(Reuters) - Verizon Communications Inc on Friday asked a federal appeals court to block the Federal Communications Commission from imposing new rules on how Internet service providers manage their networks.
The FCC last Friday said its so-called net neutrality rules were scheduled to take effect on November 20.
These rules would forbid broadband providers from blocking users from accessing lawful content, such as movie files, while giving the providers flexibility to manage their networks and prevent congestion.
Critics call the rules an unwarranted government intrusion into regulating the Internet, including which content consumers may access and which companies may provide that content.
In a filing with the federal appeals court in Washington, D.C., Verizon said the FCC was “arbitrary” and “capricious” and acted beyond its statutory authority in imposing the rules.

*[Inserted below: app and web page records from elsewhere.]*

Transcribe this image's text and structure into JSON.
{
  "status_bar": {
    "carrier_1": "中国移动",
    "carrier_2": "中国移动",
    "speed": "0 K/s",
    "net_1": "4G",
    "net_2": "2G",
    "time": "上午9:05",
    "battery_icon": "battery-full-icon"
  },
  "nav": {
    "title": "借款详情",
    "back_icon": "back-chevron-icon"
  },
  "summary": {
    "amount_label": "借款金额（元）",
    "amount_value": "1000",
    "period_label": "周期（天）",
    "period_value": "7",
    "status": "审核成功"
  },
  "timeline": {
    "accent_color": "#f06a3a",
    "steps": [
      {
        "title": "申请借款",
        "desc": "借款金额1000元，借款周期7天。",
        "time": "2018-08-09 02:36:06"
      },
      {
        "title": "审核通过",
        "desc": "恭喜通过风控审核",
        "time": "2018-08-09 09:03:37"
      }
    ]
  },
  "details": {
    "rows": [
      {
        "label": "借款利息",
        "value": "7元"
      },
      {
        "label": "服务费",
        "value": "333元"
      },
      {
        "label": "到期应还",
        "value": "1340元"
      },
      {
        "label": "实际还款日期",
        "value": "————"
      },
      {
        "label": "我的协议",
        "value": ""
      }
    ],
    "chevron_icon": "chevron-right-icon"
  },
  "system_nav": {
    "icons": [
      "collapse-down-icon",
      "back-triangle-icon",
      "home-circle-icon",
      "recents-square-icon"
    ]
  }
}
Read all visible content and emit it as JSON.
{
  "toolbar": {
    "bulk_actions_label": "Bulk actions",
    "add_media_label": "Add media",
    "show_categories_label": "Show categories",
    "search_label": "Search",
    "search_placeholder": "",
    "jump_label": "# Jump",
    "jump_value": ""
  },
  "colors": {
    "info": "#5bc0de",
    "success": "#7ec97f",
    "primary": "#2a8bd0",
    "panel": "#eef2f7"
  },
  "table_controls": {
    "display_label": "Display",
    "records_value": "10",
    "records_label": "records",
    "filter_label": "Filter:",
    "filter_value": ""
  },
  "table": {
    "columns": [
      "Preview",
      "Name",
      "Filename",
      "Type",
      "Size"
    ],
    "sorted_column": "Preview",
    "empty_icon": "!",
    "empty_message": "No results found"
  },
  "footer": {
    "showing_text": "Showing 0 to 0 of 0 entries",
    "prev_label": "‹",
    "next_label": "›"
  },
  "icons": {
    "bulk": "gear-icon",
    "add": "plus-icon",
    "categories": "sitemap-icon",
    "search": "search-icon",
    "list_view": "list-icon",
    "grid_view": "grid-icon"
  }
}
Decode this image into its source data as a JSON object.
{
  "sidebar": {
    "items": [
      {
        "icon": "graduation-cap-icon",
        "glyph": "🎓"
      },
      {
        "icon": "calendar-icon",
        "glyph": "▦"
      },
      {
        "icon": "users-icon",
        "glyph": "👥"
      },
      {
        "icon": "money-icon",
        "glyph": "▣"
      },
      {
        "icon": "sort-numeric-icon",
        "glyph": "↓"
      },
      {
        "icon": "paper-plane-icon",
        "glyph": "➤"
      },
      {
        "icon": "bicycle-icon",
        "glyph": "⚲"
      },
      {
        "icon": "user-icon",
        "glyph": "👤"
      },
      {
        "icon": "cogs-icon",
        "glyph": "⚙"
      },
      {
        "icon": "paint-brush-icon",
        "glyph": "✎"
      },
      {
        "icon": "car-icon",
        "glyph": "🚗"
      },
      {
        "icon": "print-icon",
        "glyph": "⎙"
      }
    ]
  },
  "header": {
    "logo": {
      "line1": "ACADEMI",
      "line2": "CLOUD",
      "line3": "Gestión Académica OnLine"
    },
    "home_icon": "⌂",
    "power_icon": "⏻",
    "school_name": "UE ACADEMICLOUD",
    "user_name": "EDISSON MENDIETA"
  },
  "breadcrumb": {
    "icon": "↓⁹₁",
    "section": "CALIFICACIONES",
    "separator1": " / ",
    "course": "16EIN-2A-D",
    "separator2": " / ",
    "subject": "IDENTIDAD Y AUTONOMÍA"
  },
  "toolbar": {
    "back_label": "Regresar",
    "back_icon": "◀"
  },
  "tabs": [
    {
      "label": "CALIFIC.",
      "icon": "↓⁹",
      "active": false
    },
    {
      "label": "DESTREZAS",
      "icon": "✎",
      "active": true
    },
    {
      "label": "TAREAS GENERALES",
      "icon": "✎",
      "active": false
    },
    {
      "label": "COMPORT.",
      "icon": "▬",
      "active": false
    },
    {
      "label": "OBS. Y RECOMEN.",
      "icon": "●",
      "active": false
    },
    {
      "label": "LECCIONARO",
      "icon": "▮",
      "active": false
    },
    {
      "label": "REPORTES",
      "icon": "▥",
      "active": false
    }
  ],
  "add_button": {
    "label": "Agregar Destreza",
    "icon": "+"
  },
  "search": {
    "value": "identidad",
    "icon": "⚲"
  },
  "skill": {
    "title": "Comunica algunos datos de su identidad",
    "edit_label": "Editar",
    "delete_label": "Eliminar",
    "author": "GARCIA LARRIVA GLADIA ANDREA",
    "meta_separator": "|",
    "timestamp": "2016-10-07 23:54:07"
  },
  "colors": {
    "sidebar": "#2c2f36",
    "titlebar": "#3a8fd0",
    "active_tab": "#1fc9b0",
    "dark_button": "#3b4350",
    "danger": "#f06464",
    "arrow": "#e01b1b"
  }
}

The rules “impose potentially sweeping and unneeded regulations on broadband networks and services and on the Internet itself,” Michael Glover, deputy general counsel at Verizon, said in a statement.
“Verizon is fully committed to an open Internet, he added.
New York-based Verizon is one of the largest U.S. phone companies, and with Vodafone Group Plc owns Verizon Wireless, the largest U.S. mobile phone service.
The FCC did not respond to requests for comment. It has said the rules boost predictability, stimulate investment and ensure job creation and economic growth.
Some public interest groups have also criticized the FCC rules, saying they are weak and favor some phone and cable companies with large Internet presences, such as AT&T Inc and Comcast Corp.
The D.C. Circuit in April threw out a challenge by Verizon and MetroPCS Communications Inc to the rules, calling it premature.
FCC rulemaking generally cannot be challenged until rules are published in the Federal Register, as the agency has now done.
In April, the Republican-controlled House of Representatives voted to overturn the FCC rules. That effort faces a tougher battle in the Democratic-controlled Senate.
The White House has said advisers to President Barack Obama would recommend a veto of any resolution against the rules.
The case is Verizon v. FCC et al, D.C. Circuit Court of Appeals, No. 11-1359.
Reporting by Jonathan Stempel in New York, editing by Matthew Lewis and Carol Bishopric